The processors are designed for use in high-end applications such as solid-state drives, connected appliances, automotive controllers, media players, digital TV, set-top boxes and home networking. They are highly configurable, enabling users to tailor them specifically for each instance on an SoC to maximize performance while minimizing power consumption and area. They support the addition of custom instructions that let users integrate their proprietary hardware accelerators into the processor to further increase performance and add competitive differentiation to their SoC product.
Under the covers is a power-efficient 10-stage pipeline (Figure 1). This single-issue, scalar pipeline minimizes size and power consumption. To improve performance, the processor supports limited out-of-order execution for long latency instructions. The processors have sophisticated branch prediction that has high accuracy with early detection of mis-predicted branches. They also have a late stage ALU in the 9th stage, which allows the processing of some instructions to be delayed from the early ALU in the 6th stage in the case of branches or interrupts that require the pipeline to be flushed. In these cases, the pipeline continues to process instructions on the backend while the front end is being reloaded. This significantly reduces the load to use, and for many instructions can eliminate it, which is a big benefit for many embedded applications.
Moving data is very important in many of the higher end embedded applications, so the new processors have a parallel load/store pipeline starting at the 6th stage to improve the data handling performance. They support 64-bit loads and stores to and from register pairs to move data faster. They feature non-aligned load and store access that use banked close-coupled data memories and D cache, allowing them to complete data moves without extra cycle penalties. The processors also have an optional low-latency memory port for fast access to peripherals and memory. This port supports single-cycle access to all peripheral registers or memory on an SoC and reduces system latency by moving this traffic off of the multilayer AMBA bus. The processors further improve efficient data movement supporting I/O coherency with data cache snooping and a programmable address space that keeps the cache coherent with shared memory of peripherals without interfering with normal cache operations.
Embedded Multicore Support
For high-performance applications, the new processors are available in dual-core and quad-core versions (Figure 2). The multicore versions feature inter-core hardware that facilitates message passing, interrupt handling, semaphores and debug. The inter-core message passing uses a centralized SRAM that is shared by all cores with round-robin arbitration to manage simultaneous accesses. The inter-core interrupt capability allows each core to generate interrupts to the other cores, and each core can receive acknowledges from any other core. The inter-core semaphores are provided for synchronization across shared resources. The inter-core debugger can simultaneously or selectively halt, run or reset any combination of the cores. Designed to increase performance, the multi-core implementations have a 64-bit global real-time counter to synchronize multiple threads.

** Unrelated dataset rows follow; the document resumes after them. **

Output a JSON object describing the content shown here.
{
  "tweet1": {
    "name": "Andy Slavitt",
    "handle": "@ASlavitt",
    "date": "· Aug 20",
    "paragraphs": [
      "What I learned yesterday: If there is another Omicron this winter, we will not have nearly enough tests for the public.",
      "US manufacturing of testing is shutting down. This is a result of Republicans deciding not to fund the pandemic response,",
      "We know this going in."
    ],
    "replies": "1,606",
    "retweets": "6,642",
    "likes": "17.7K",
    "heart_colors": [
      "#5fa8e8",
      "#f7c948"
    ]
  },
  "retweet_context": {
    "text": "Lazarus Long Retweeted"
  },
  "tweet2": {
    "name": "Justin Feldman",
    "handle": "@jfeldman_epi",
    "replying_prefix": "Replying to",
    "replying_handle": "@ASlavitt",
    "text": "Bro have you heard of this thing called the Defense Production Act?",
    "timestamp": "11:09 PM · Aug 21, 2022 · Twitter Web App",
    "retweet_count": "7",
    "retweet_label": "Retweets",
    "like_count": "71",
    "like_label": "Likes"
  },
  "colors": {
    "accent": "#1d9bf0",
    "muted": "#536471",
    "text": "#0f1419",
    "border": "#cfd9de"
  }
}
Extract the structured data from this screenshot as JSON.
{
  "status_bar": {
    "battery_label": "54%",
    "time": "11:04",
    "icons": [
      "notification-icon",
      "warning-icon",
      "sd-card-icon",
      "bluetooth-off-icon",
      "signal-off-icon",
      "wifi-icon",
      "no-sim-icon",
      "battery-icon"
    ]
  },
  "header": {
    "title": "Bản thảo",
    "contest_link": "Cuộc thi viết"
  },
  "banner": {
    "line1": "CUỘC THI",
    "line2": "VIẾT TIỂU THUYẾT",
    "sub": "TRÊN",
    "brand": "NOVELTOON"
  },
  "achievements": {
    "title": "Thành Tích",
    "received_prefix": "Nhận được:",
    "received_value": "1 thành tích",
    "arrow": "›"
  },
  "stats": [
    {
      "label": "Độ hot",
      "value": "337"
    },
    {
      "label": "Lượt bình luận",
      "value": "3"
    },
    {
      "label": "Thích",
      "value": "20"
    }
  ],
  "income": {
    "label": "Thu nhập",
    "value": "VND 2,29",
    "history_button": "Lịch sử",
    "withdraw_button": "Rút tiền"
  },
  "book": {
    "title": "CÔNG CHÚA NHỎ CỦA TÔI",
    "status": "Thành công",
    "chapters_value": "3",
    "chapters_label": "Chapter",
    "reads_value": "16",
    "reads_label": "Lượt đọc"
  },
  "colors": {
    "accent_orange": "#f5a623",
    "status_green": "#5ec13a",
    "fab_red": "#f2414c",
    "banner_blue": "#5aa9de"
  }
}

The challenges faced by embedded SoC designers are growing due to the demand for increasing performance with power budgets that are fixed or declining. This power-performance paradox requires a new generation of high-performance processors that offer high-speed and unrivaled performance efficiency. An interesting future awaits us, and much of it will be enabled by highly efficient next-generation embedded processors.